The Old Surrey was immortalized by Surtees in his tales of the cockney grocer Mr Jorrocks, satirizing its origins as a hunt favoured by London merchants. Indeed, in the early days hunting stopped at 1pm so that the merchants could be on the ‘Change by four in the afternoon[2]. Jorrocks, the ‘Bard of Eastcheap’, explains that ‘The members of the Surrey are the people that combine business with pleasure, and even in the severest run can find time for sweet discourse, and talk about the price of stocks or stockings. “Yooi wind him there, good dog, yooi wind him.” – “Cottons is fell.” – “Hark to Cottager! Hark!” – “Take your bill at three months, or give you three and a half discount for cash.” ’. The Old Surrey, today The Old Surrey and Burstow, is still very proud of its connection with Surtees’s matchless comic creation.

 

This picture was part of the Hutchinson collection, formed in the early twentieth century by the publishing magnate Walter Hutchinson. His National Gallery of British Sports and Pastimes, which opened in 1948, housed an important collection of British Sporting art, including George Stubbs’s famous portrait of Gimcrack on Newmarket Heath.

 

 

 

 

 

 


WILLIAM BARRAUD

1810 - London - 1850

 

William Barraud was a leading sporting artist.  He is reputed to have worked in the Customs House for a short period, but he left to devote his time entirely to painting.  He studied with Abraham Cooper and became known primarily for his pictures of horses and dogs. William exhibited regularly at the Royal Academy from 1828-1850 and at the British Institution from 1828-1849.

 

William frequently collaborated with his younger brother Henry, who distinguished himself both as a portraitist and a sporting artist. From 1835 until William's death in 1850, the brothers shared a studio, exhibiting jointly at the Royal Academy as well as individually.
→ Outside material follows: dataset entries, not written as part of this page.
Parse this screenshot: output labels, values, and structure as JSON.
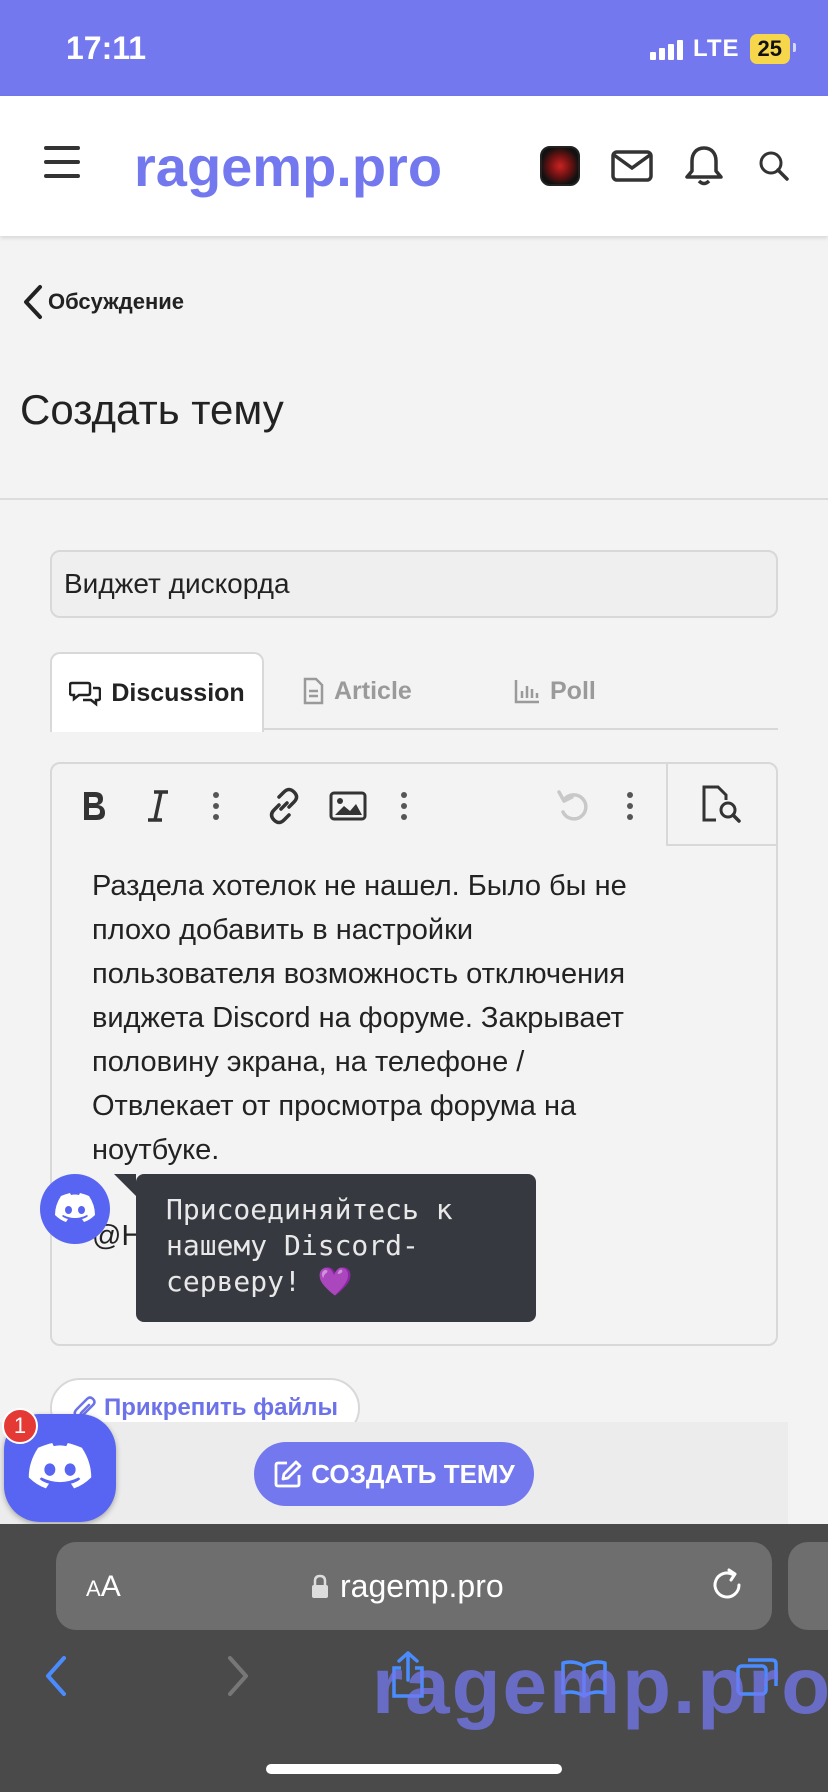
{
  "status_bar": {
    "time": "17:11",
    "network": "LTE",
    "battery": "25"
  },
  "header": {
    "logo": "ragemp.pro"
  },
  "breadcrumb": {
    "label": "Обсуждение"
  },
  "page": {
    "title": "Создать тему"
  },
  "form": {
    "title_value": "Виджет дискорда",
    "tabs": [
      {
        "label": "Discussion",
        "icon": "chat-icon",
        "active": true
      },
      {
        "label": "Article",
        "icon": "document-icon",
        "active": false
      },
      {
        "label": "Poll",
        "icon": "bar-chart-icon",
        "active": false
      }
    ],
    "body_lines": [
      "Раздела хотелок не нашел. Было бы не",
      "плохо добавить в настройки",
      "пользователя возможность отключения",
      "виджета Discord на форуме. Закрывает",
      "половину экрана, на телефоне /",
      "Отвлекает от просмотра форума на",
      "ноутбуке."
    ],
    "mention_partial": "@H",
    "attach_label": "Прикрепить файлы",
    "submit_label": "СОЗДАТЬ ТЕМУ"
  },
  "discord_widget": {
    "tooltip": "Присоединяйтесь к нашему Discord-серверу! 💜",
    "tooltip_lines": [
      "Присоединяйтесь к",
      "нашему Discord-",
      "серверу! 💜"
    ],
    "badge_count": "1"
  },
  "browser": {
    "text_size_label_small": "A",
    "text_size_label": "A",
    "url": "ragemp.pro",
    "watermark": "ragemp.pro"
  },
  "colors": {
    "accent": "#7378ef",
    "discord": "#5865f2",
    "status_bar": "#7478ef"
  }
}
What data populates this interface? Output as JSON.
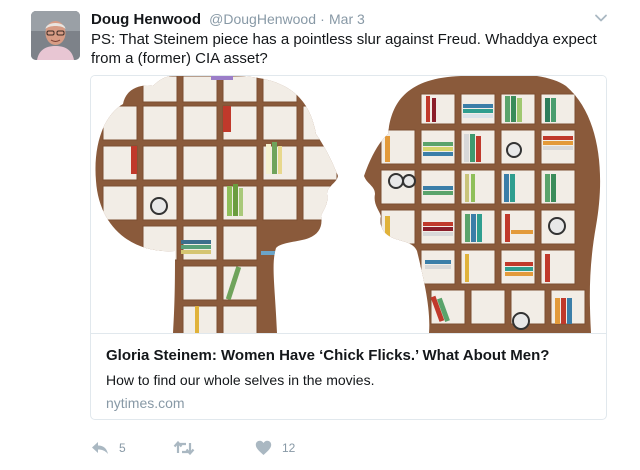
{
  "tweet": {
    "author_name": "Doug Henwood",
    "author_handle": "@DougHenwood",
    "separator": "·",
    "timestamp": "Mar 3",
    "text": "PS: That Steinem piece has a pointless slur against Freud. Whaddya expect from a (former) CIA asset?"
  },
  "card": {
    "title": "Gloria Steinem: Women Have ‘Chick Flicks.’ What About Men?",
    "description": "How to find our whole selves in the movies.",
    "domain": "nytimes.com"
  },
  "actions": {
    "reply_count": "5",
    "retweet_count": "",
    "like_count": "12"
  },
  "icons": {
    "avatar": "profile-photo",
    "caret": "chevron-down-icon",
    "reply": "reply-icon",
    "retweet": "retweet-icon",
    "like": "heart-icon"
  },
  "colors": {
    "text_primary": "#14171a",
    "text_secondary": "#8899a6",
    "card_border": "#e1e8ed",
    "shelf_wood": "#a4734f",
    "icon_gray": "#aab8c2"
  }
}
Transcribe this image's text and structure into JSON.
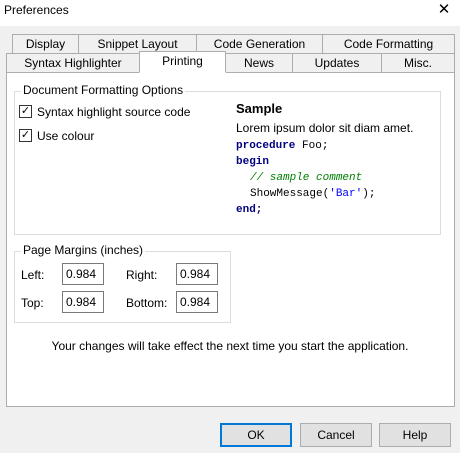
{
  "window": {
    "title": "Preferences",
    "close_glyph": "✕"
  },
  "tabs": {
    "row_back": [
      {
        "label": "Display"
      },
      {
        "label": "Snippet Layout"
      },
      {
        "label": "Code Generation"
      },
      {
        "label": "Code Formatting"
      }
    ],
    "row_front": [
      {
        "label": "Syntax Highlighter"
      },
      {
        "label": "Printing",
        "active": true
      },
      {
        "label": "News"
      },
      {
        "label": "Updates"
      },
      {
        "label": "Misc."
      }
    ]
  },
  "doc_options": {
    "title": "Document Formatting Options",
    "syntax_highlight": {
      "label": "Syntax highlight source code",
      "checked": true
    },
    "use_colour": {
      "label": "Use colour",
      "checked": true
    }
  },
  "sample": {
    "heading": "Sample",
    "text": "Lorem ipsum dolor sit diam amet.",
    "code": {
      "kw_procedure": "procedure",
      "proc_rest": " Foo;",
      "kw_begin": "begin",
      "comment": "// sample comment",
      "call": "ShowMessage(",
      "string": "'Bar'",
      "call_end": ");",
      "kw_end": "end;"
    },
    "colors": {
      "keyword": "#000080",
      "comment": "#008000",
      "string": "#0000ff"
    }
  },
  "margins": {
    "title": "Page Margins (inches)",
    "left": {
      "label": "Left:",
      "value": "0.984"
    },
    "right": {
      "label": "Right:",
      "value": "0.984"
    },
    "top": {
      "label": "Top:",
      "value": "0.984"
    },
    "bottom": {
      "label": "Bottom:",
      "value": "0.984"
    }
  },
  "notice": "Your changes will take effect the next time you start the application.",
  "buttons": {
    "ok": "OK",
    "cancel": "Cancel",
    "help": "Help"
  }
}
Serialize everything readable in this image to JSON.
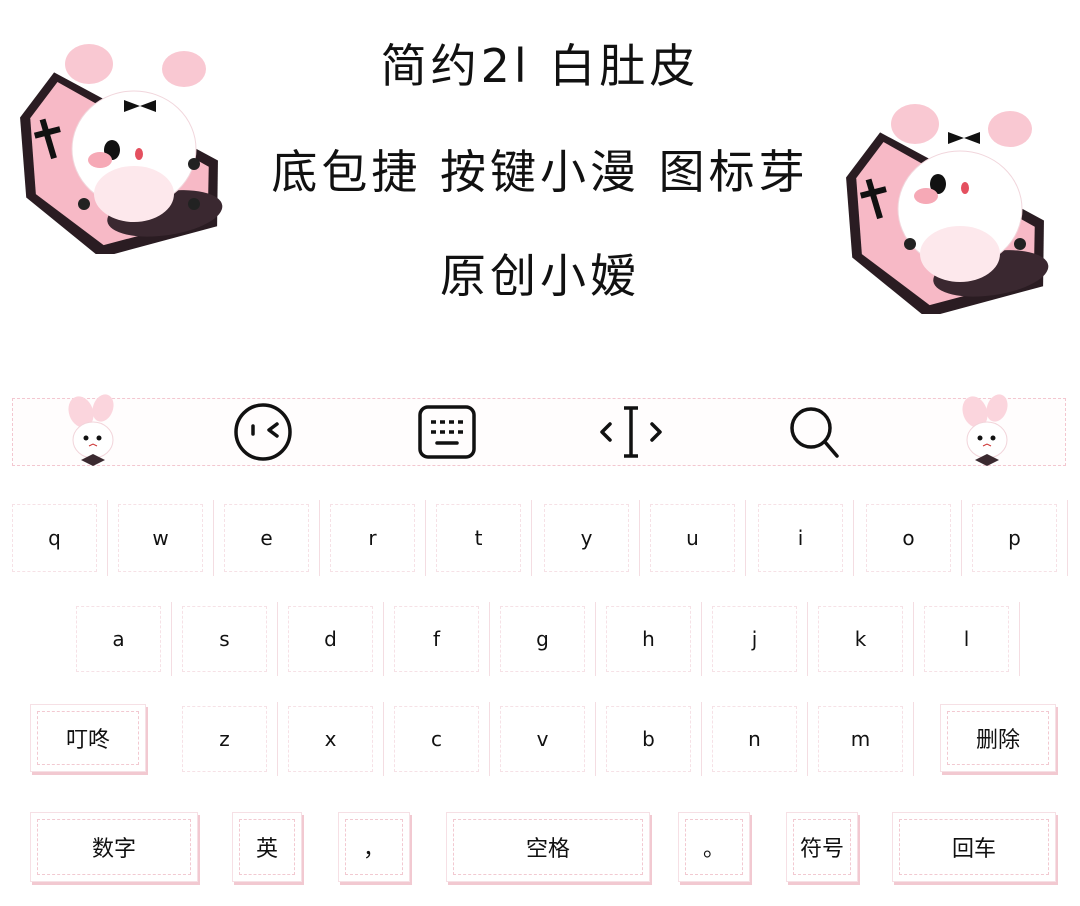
{
  "header": {
    "line1": "简约2l 白肚皮",
    "line2": "底包捷 按键小漫 图标芽",
    "line3": "原创小嫒"
  },
  "toolbar": {
    "icons": [
      "bunny-sticker-icon",
      "emoji-face-icon",
      "keyboard-icon",
      "cursor-move-icon",
      "search-icon",
      "bunny-sticker-icon"
    ]
  },
  "keyboard": {
    "row1": [
      "q",
      "w",
      "e",
      "r",
      "t",
      "y",
      "u",
      "i",
      "o",
      "p"
    ],
    "row2": [
      "a",
      "s",
      "d",
      "f",
      "g",
      "h",
      "j",
      "k",
      "l"
    ],
    "row3_letters": [
      "z",
      "x",
      "c",
      "v",
      "b",
      "n",
      "m"
    ],
    "dingdong": "叮咚",
    "delete": "删除",
    "numbers": "数字",
    "english": "英",
    "comma": "，",
    "space": "空格",
    "period": "。",
    "symbols": "符号",
    "enter": "回车"
  },
  "colors": {
    "accent_pink": "#f4b8c4",
    "dark": "#2a1c22",
    "background": "#ffffff"
  }
}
They also produced a book entitled Sketches of Figures and Animals, published by H. Graves and Co., c.1850.  William collaborated with T Fairland and compiled The Book of Animals Drawn from Nature, published by C Tilt in 1864.

 

[1] JNP Watson, British and Irish Hunts and Huntsmen, London 1982, pp.94-98.

[2] Watson, op. cit., p.95.